++++ DATA SECTION

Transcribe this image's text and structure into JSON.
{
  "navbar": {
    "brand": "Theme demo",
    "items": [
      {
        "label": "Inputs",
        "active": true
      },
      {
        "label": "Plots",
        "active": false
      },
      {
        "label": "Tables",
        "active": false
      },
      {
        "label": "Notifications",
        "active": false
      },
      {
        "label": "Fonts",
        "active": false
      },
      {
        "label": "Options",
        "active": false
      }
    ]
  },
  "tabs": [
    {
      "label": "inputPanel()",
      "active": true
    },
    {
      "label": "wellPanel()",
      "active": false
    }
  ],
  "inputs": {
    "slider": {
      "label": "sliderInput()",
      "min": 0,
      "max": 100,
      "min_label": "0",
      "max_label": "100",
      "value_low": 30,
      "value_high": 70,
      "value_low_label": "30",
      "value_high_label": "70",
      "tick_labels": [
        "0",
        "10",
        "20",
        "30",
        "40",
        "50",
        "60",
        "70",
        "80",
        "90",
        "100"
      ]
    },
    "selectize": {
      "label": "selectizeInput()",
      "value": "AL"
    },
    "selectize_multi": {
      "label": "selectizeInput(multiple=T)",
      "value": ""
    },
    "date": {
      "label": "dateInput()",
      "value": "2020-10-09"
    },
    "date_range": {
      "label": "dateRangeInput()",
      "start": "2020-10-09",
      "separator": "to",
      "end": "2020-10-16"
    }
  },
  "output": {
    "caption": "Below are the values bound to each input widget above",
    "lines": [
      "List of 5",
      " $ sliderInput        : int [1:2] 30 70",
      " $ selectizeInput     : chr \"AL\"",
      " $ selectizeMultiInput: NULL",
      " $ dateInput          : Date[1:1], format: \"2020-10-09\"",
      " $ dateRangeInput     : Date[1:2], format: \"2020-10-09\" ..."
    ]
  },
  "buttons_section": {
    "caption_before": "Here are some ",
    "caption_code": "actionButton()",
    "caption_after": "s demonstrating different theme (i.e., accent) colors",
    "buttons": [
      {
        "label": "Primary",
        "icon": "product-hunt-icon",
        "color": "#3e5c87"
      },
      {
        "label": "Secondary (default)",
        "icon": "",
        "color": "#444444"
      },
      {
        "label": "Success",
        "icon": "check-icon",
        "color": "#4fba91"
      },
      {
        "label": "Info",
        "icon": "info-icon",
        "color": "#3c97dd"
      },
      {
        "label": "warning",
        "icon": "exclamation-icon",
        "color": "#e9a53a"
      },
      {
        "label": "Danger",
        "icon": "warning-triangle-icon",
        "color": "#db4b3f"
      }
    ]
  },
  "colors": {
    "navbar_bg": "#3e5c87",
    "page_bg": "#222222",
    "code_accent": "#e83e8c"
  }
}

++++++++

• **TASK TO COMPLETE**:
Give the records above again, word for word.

• **WRITTEN RESPONSE**:
Transcribe this image's text and structure into JSON.
{
  "navbar": {
    "brand": "Theme demo",
    "items": [
      {
        "label": "Inputs",
        "active": true
      },
      {
        "label": "Plots",
        "active": false
      },
      {
        "label": "Tables",
        "active": false
      },
      {
        "label": "Notifications",
        "active": false
      },
      {
        "label": "Fonts",
        "active": false
      },
      {
        "label": "Options",
        "active": false
      }
    ]
  },
  "tabs": [
    {
      "label": "inputPanel()",
      "active": true
    },
    {
      "label": "wellPanel()",
      "active": false
    }
  ],
  "inputs": {
    "slider": {
      "label": "sliderInput()",
      "min": 0,
      "max": 100,
      "min_label": "0",
      "max_label": "100",
      "value_low": 30,
      "value_high": 70,
      "value_low_label": "30",
      "value_high_label": "70",
      "tick_labels": [
        "0",
        "10",
        "20",
        "30",
        "40",
        "50",
        "60",
        "70",
        "80",
        "90",
        "100"
      ]
    },
    "selectize": {
      "label": "selectizeInput()",
      "value": "AL"
    },
    "selectize_multi": {
      "label": "selectizeInput(multiple=T)",
      "value": ""
    },
    "date": {
      "label": "dateInput()",
      "value": "2020-10-09"
    },
    "date_range": {
      "label": "dateRangeInput()",
      "start": "2020-10-09",
      "separator": "to",
      "end": "2020-10-16"
    }
  },
  "output": {
    "caption": "Below are the values bound to each input widget above",
    "lines": [
      "List of 5",
      " $ sliderInput        : int [1:2] 30 70",
      " $ selectizeInput     : chr \"AL\"",
      " $ selectizeMultiInput: NULL",
      " $ dateInput          : Date[1:1], format: \"2020-10-09\"",
      " $ dateRangeInput     : Date[1:2], format: \"2020-10-09\" ..."
    ]
  },
  "buttons_section": {
    "caption_before": "Here are some ",
    "caption_code": "actionButton()",
    "caption_after": "s demonstrating different theme (i.e., accent) colors",
    "buttons": [
      {
        "label": "Primary",
        "icon": "product-hunt-icon",
        "color": "#3e5c87"
      },
      {
        "label": "Secondary (default)",
        "icon": "",
        "color": "#444444"
      },
      {
        "label": "Success",
        "icon": "check-icon",
        "color": "#4fba91"
      },
      {
        "label": "Info",
        "icon": "info-icon",
        "color": "#3c97dd"
      },
      {
        "label": "warning",
        "icon": "exclamation-icon",
        "color": "#e9a53a"
      },
      {
        "label": "Danger",
        "icon": "warning-triangle-icon",
        "color": "#db4b3f"
      }
    ]
  },
  "colors": {
    "navbar_bg": "#3e5c87",
    "page_bg": "#222222",
    "code_accent": "#e83e8c"
  }
}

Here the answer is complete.